Quinn pressed eight butterfly kisses to his cheeks and there were two tears gathering on her lashes when they brushed his lips. She said "please" four times. Her car tumbled at least thrice, and it took exactly 17 minutes for the ambulance to get there, but by then she would already have bled half to death. Dead on arrival. Died at 4:18 am on a Monday.

He'll remember that for the rest of his life.

He hated everyone in this fucking school.

What would you say to Quinn if she were here today? is written on the board in at least three of his classes, and people he'd never even noticed before would raise their hand and deliver some heartfelt eulogy. They didn't know her. They didn't see the smile she wore when she needed him to stop playing video games and come fuck her instead. They didn't see the look in her eyes when she held their baby in her arms. They didn't see anything. Fuck, they didn't know anything about her. They knew what she was, not who she was, and he hated them for it.

"Noah? What would you say to her?"

Without skipping a beat. "I'd tell her to go fuck herself."

They send him home immediately, not even wondering how he was doing, not even caring to ask. It was piteous looks and, "We know this is hard for you, Noah," but no one once said to him, "How are you feeling?"

What would he have told them?
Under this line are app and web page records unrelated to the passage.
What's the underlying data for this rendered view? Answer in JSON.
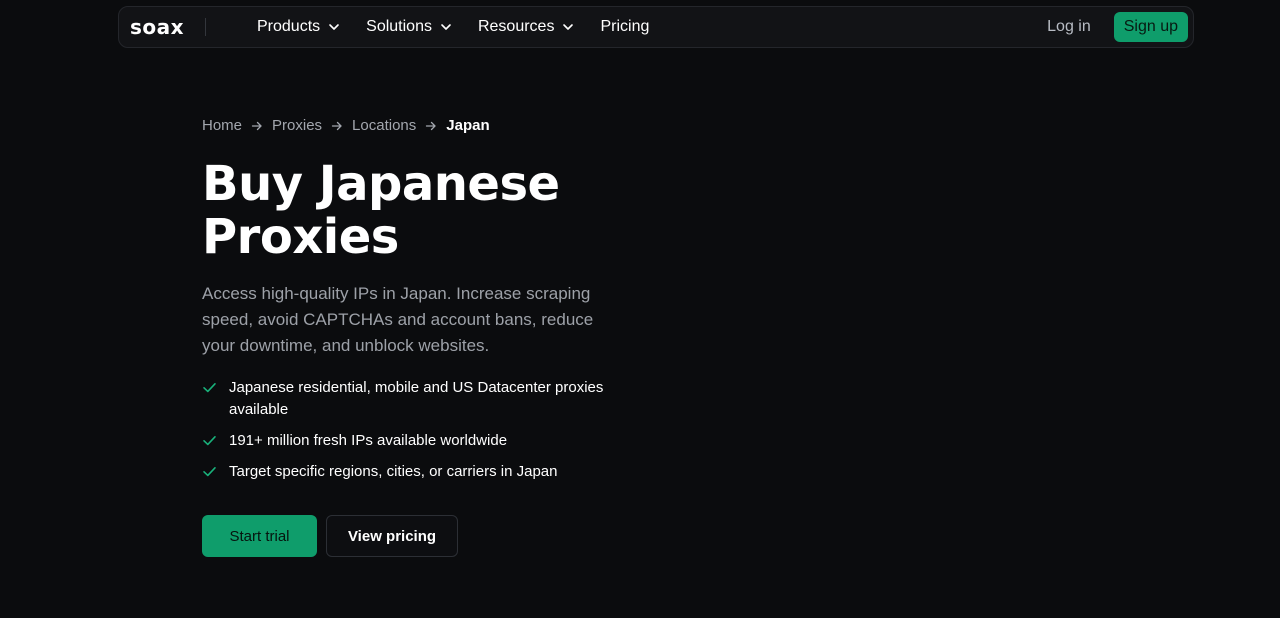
{
  "colors": {
    "background": "#0b0c0e",
    "nav_background": "#121316",
    "accent": "#0f9d6b",
    "muted_text": "#9da1a8",
    "check": "#19b27b"
  },
  "nav": {
    "logo": "soax",
    "menu": [
      {
        "label": "Products",
        "icon": "chevron-down-icon"
      },
      {
        "label": "Solutions",
        "icon": "chevron-down-icon"
      },
      {
        "label": "Resources",
        "icon": "chevron-down-icon"
      },
      {
        "label": "Pricing"
      }
    ],
    "login": "Log in",
    "signup": "Sign up"
  },
  "breadcrumb": {
    "items": [
      "Home",
      "Proxies",
      "Locations",
      "Japan"
    ],
    "separator_icon": "arrow-right-icon"
  },
  "hero": {
    "title": "Buy Japanese Proxies",
    "description": "Access high-quality IPs in Japan. Increase scraping speed, avoid CAPTCHAs and account bans, reduce your downtime, and unblock websites.",
    "features": [
      "Japanese residential, mobile and US Datacenter proxies available",
      "191+ million fresh IPs available worldwide",
      "Target specific regions, cities, or carriers in Japan"
    ],
    "feature_icon": "checkmark-icon",
    "cta_primary": "Start trial",
    "cta_secondary": "View pricing"
  }
}
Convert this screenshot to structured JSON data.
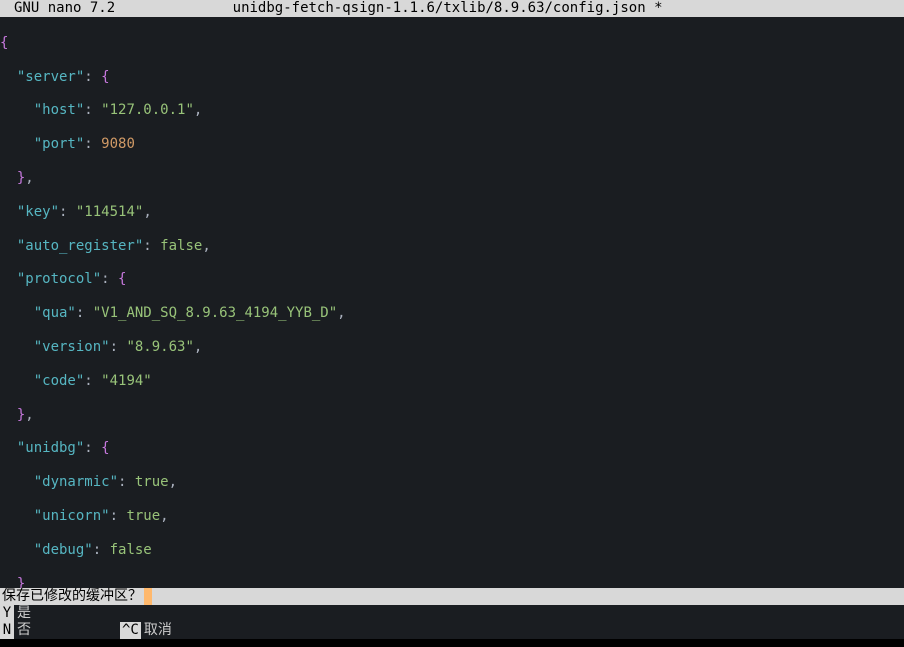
{
  "titlebar": {
    "app": "GNU nano 7.2",
    "filename": "unidbg-fetch-qsign-1.1.6/txlib/8.9.63/config.json *"
  },
  "json_content": {
    "server": {
      "host": "127.0.0.1",
      "port": 9080
    },
    "key": "114514",
    "auto_register": false,
    "protocol": {
      "qua": "V1_AND_SQ_8.9.63_4194_YYB_D",
      "version": "8.9.63",
      "code": "4194"
    },
    "unidbg": {
      "dynarmic": true,
      "unicorn": true,
      "debug": false
    }
  },
  "tokens": {
    "k_server": "\"server\"",
    "k_host": "\"host\"",
    "v_host": "\"127.0.0.1\"",
    "k_port": "\"port\"",
    "v_port": "9080",
    "k_key": "\"key\"",
    "v_key": "\"114514\"",
    "k_auto_register": "\"auto_register\"",
    "v_false": "false",
    "k_protocol": "\"protocol\"",
    "k_qua": "\"qua\"",
    "v_qua": "\"V1_AND_SQ_8.9.63_4194_YYB_D\"",
    "k_version": "\"version\"",
    "v_version": "\"8.9.63\"",
    "k_code": "\"code\"",
    "v_code": "\"4194\"",
    "k_unidbg": "\"unidbg\"",
    "k_dynarmic": "\"dynarmic\"",
    "v_true": "true",
    "k_unicorn": "\"unicorn\"",
    "k_debug": "\"debug\""
  },
  "prompt": {
    "text": "保存已修改的缓冲区？"
  },
  "shortcuts": {
    "yes_key": " Y",
    "yes_label": "是",
    "no_key": " N",
    "no_label": "否",
    "cancel_key": "^C",
    "cancel_label": "取消"
  }
}
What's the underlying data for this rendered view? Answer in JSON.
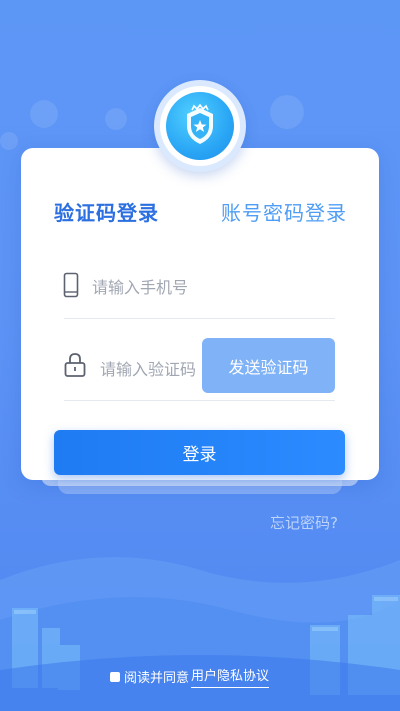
{
  "tabs": {
    "sms_login": "验证码登录",
    "password_login": "账号密码登录"
  },
  "phone": {
    "placeholder": "请输入手机号",
    "value": ""
  },
  "code": {
    "placeholder": "请输入验证码",
    "value": ""
  },
  "send_code_label": "发送验证码",
  "login_label": "登录",
  "forgot_label": "忘记密码?",
  "agreement": {
    "prefix": "阅读并同意",
    "link": "用户隐私协议"
  },
  "colors": {
    "primary": "#1f7bf2",
    "active_tab": "#2c6fe0",
    "inactive_tab": "#4f9df5",
    "send_button": "#7fb2f6"
  },
  "icons": [
    "police-shield-icon",
    "phone-icon",
    "lock-icon"
  ]
}
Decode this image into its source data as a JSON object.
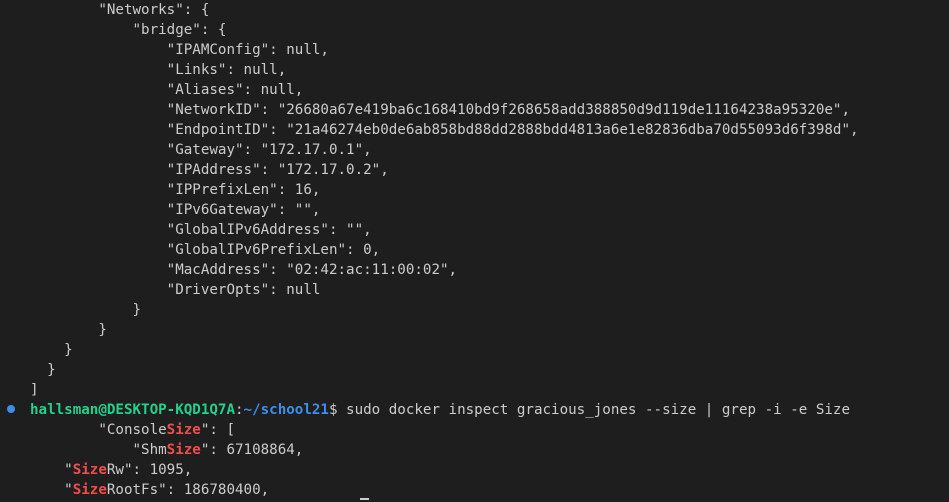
{
  "terminal": {
    "lines": [
      "        \"Networks\": {",
      "            \"bridge\": {",
      "                \"IPAMConfig\": null,",
      "                \"Links\": null,",
      "                \"Aliases\": null,",
      "                \"NetworkID\": \"26680a67e419ba6c168410bd9f268658add388850d9d119de11164238a95320e\",",
      "                \"EndpointID\": \"21a46274eb0de6ab858bd88dd2888bdd4813a6e1e82836dba70d55093d6f398d\",",
      "                \"Gateway\": \"172.17.0.1\",",
      "                \"IPAddress\": \"172.17.0.2\",",
      "                \"IPPrefixLen\": 16,",
      "                \"IPv6Gateway\": \"\",",
      "                \"GlobalIPv6Address\": \"\",",
      "                \"GlobalIPv6PrefixLen\": 0,",
      "                \"MacAddress\": \"02:42:ac:11:00:02\",",
      "                \"DriverOpts\": null",
      "            }",
      "        }",
      "    }",
      "  }",
      "]"
    ],
    "prompt": {
      "user_host": "hallsman@DESKTOP-KQD1Q7A",
      "separator": ":",
      "path": "~/school21",
      "symbol": "$",
      "command": " sudo docker inspect gracious_jones --size | grep -i -e Size"
    },
    "grep_results": [
      {
        "before": "        \"Console",
        "match": "Size",
        "after": "\": ["
      },
      {
        "before": "            \"Shm",
        "match": "Size",
        "after": "\": 67108864,"
      },
      {
        "before": "    \"",
        "match": "Size",
        "after": "Rw\": 1095,"
      },
      {
        "before": "    \"",
        "match": "Size",
        "after": "RootFs\": 186780400,"
      }
    ],
    "colors": {
      "background": "#1e1e1e",
      "foreground": "#cccccc",
      "match_highlight": "#f14c4c",
      "prompt_user": "#23d18b",
      "prompt_path": "#3b8eea",
      "command_decoration": "#3b8eea"
    }
  }
}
Shit, it felt like his fucking heart had been ripped out and his lungs had been punched in with brass knuckles. How the fuck are they expecting him to feel? He hated her. God, he hated her so much he might even have loved her. The funeral was over and he didn't even get to see her face in the open casket, or watch her being lowered into the ground. He didn't get to say anything about her. What would he have said?

She was everything. How are you supposed to describe the feeling when everything dies?

It hadn't snowed in days since her car tumbled three times and she died at 4:18 am, and he would almost welcome the biting cold.

"Tell me," she giggled into his chest, her legs wrapped around his waist.

"Tell you what?"

She lifted her head and pressed kisses to his neck, sending shivers up and down his spine. "You know what."

"I love you," he tried.

She shook her head. "Wrong answer."

He could never remember what she wanted him to say.